Transcript from the "Parameters" Lesson
>> Richard Feldman: We can also have a list. Notice, by the way, that this does not say names is a list, it's more specific than that. It says that names is a list of strings, that's how you can read this type annotation. There is the list, then there is a space, or some white space, followed by the thing that is the type of its element, the elements in the list.
[00:00:20] So as we talked about earlier, lists in Elm have to have a consistent type, every element has to be the same type. And that's captured in the type annotation. We say, this is not just a list, this is a list of strings. That's not optional, you have to say here is what kind of list it is.
[00:00:35] That makes List what's known as a parameterized type. So it's a parameterized type because saying List by itself is not enough. You have to give it some extra piece of information, which is known as the type parameter. So in this case, String is the type parameter that corresponds to the parameterized type of List.
>> Richard Feldman: And the way that we would read this out loud is this is a list of strings. You can also have a list of bools, that's totally valid. Or a list of floats, also totally valid. But just like when I have to add an accurate annotation to any of my primitives that are not parameterized types, I also have to be accurate with not just the parameterized type in general, but also its type parameter has to be accurate.
[00:01:20] So if I change this from List Float to List Int. But it's still actually holding onto floats, that is to say numbers that have a decimal point in them and are not integers. I will get a compile error, this will not compile. It'll say, nope, that's an inaccurate annotation.

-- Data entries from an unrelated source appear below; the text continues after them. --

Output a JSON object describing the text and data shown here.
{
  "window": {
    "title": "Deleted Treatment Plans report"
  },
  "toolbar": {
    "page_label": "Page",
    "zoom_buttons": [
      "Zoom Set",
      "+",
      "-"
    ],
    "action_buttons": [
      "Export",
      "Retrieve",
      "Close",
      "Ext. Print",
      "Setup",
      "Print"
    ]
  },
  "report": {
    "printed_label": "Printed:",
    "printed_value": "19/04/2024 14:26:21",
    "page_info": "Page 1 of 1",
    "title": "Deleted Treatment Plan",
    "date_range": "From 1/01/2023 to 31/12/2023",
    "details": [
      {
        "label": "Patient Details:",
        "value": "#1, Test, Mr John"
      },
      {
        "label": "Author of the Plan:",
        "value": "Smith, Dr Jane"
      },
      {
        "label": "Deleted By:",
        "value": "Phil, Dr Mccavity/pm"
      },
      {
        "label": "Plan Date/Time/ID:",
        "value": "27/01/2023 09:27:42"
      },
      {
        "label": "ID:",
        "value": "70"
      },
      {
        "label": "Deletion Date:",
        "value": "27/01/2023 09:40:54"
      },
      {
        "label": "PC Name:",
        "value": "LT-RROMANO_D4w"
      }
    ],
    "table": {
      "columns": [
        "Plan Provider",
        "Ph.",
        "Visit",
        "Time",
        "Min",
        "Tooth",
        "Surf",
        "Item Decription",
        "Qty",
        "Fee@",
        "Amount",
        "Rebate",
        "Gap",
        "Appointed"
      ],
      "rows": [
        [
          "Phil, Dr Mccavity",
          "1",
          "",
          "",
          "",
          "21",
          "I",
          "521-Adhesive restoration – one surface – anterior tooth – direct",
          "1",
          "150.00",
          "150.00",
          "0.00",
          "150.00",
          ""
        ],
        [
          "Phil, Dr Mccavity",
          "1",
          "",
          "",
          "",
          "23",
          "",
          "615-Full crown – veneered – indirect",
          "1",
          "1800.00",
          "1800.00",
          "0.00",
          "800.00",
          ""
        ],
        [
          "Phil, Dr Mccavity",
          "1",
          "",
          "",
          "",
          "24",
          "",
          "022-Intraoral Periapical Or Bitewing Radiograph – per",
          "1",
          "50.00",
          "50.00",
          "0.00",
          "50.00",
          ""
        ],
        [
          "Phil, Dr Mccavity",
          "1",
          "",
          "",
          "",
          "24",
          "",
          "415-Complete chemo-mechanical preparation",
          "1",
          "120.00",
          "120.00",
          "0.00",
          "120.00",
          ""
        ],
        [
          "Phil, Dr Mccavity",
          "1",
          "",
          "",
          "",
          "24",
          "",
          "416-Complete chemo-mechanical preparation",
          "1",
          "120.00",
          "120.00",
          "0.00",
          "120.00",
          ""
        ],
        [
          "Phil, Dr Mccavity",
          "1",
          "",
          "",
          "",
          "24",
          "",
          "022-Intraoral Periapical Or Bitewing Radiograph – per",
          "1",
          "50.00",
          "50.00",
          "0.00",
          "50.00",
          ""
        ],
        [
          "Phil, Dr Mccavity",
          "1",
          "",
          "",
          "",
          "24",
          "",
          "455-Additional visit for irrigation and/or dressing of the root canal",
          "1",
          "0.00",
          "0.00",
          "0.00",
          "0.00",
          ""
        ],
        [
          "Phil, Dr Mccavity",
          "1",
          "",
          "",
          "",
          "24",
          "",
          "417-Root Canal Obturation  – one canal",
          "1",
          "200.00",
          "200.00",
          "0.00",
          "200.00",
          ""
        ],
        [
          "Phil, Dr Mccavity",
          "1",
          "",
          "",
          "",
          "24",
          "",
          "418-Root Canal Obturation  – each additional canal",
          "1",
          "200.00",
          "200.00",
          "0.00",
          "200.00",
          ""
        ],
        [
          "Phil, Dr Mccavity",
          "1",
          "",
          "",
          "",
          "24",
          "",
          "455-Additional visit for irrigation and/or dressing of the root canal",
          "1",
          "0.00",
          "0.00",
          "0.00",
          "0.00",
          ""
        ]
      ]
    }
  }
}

[00:01:33] I know that these is a list of floats, you cannot call that a list of ints. It won't accept that.